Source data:
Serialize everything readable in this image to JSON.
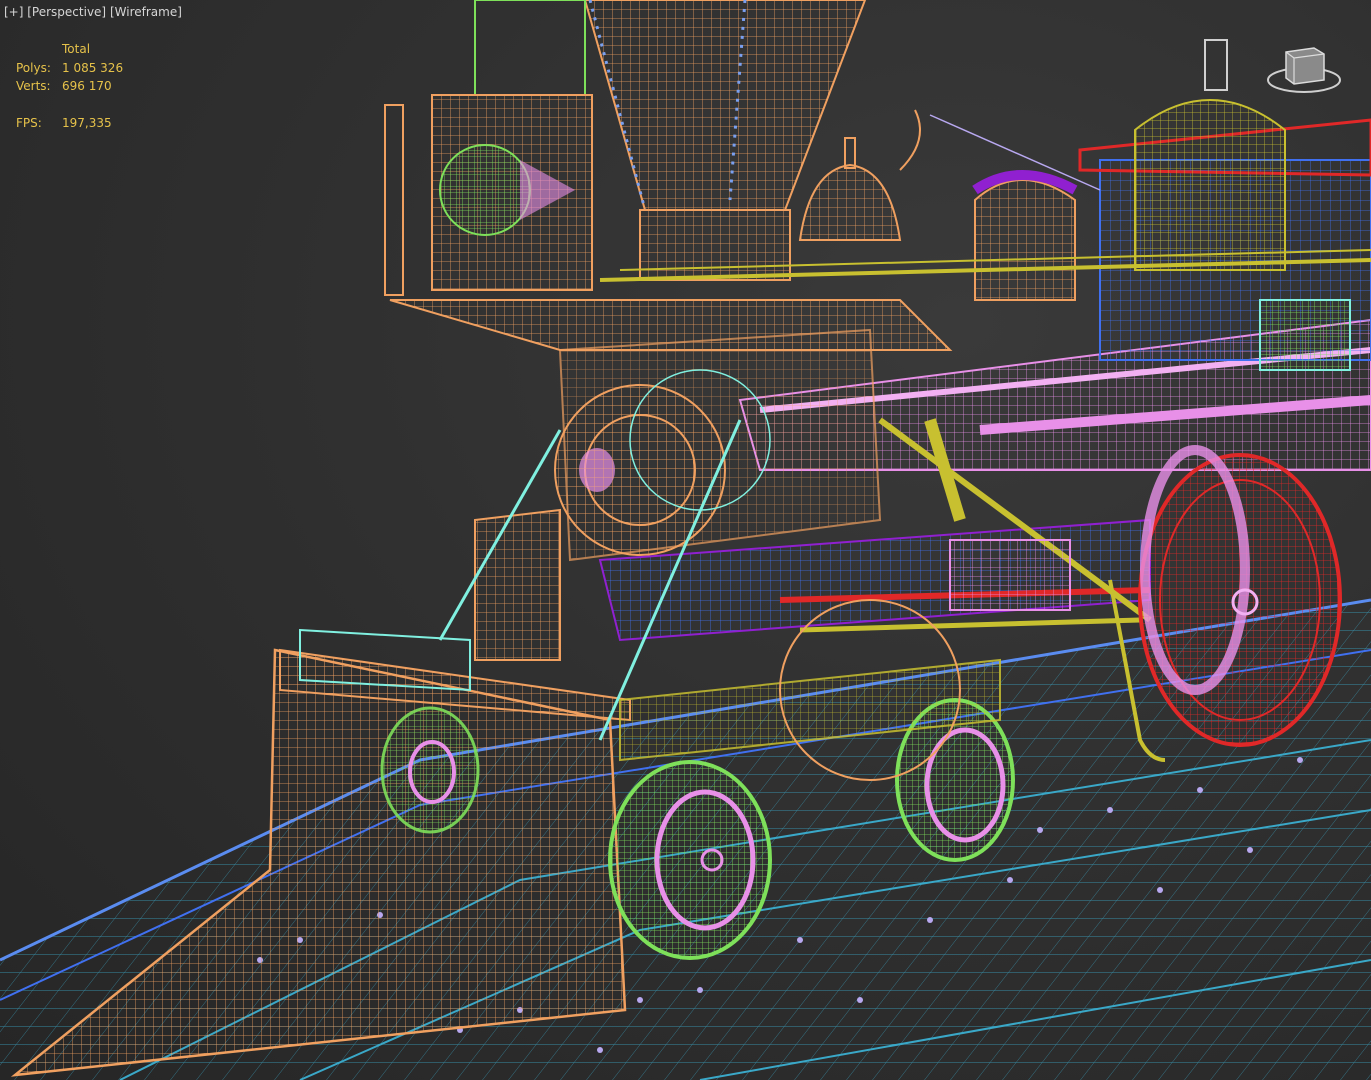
{
  "viewport": {
    "labels": [
      "[+]",
      "[Perspective]",
      "[Wireframe]"
    ]
  },
  "stats": {
    "header": "Total",
    "polys_label": "Polys:",
    "polys_value": "1 085 326",
    "verts_label": "Verts:",
    "verts_value": "696 170",
    "fps_label": "FPS:",
    "fps_value": "197,335"
  },
  "colors": {
    "background": "#303030",
    "stats_text": "#e6c24a",
    "label_text": "#d6d6d6",
    "orange": "#f0a060",
    "pink": "#e890e8",
    "red": "#e02828",
    "green": "#7ee05a",
    "cyan": "#80f0e0",
    "blue": "#4070f0",
    "purple": "#9020d0",
    "yellow": "#c8c030",
    "track": "#3aa8c8"
  },
  "icons": {
    "viewcube": "viewcube-icon"
  }
}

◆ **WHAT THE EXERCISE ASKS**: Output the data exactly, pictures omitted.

◆ **RESULT OF THIS EXERCISE**:
Serialize everything readable in this image to JSON.
{
  "viewport": {
    "labels": [
      "[+]",
      "[Perspective]",
      "[Wireframe]"
    ]
  },
  "stats": {
    "header": "Total",
    "polys_label": "Polys:",
    "polys_value": "1 085 326",
    "verts_label": "Verts:",
    "verts_value": "696 170",
    "fps_label": "FPS:",
    "fps_value": "197,335"
  },
  "colors": {
    "background": "#303030",
    "stats_text": "#e6c24a",
    "label_text": "#d6d6d6",
    "orange": "#f0a060",
    "pink": "#e890e8",
    "red": "#e02828",
    "green": "#7ee05a",
    "cyan": "#80f0e0",
    "blue": "#4070f0",
    "purple": "#9020d0",
    "yellow": "#c8c030",
    "track": "#3aa8c8"
  },
  "icons": {
    "viewcube": "viewcube-icon"
  }
}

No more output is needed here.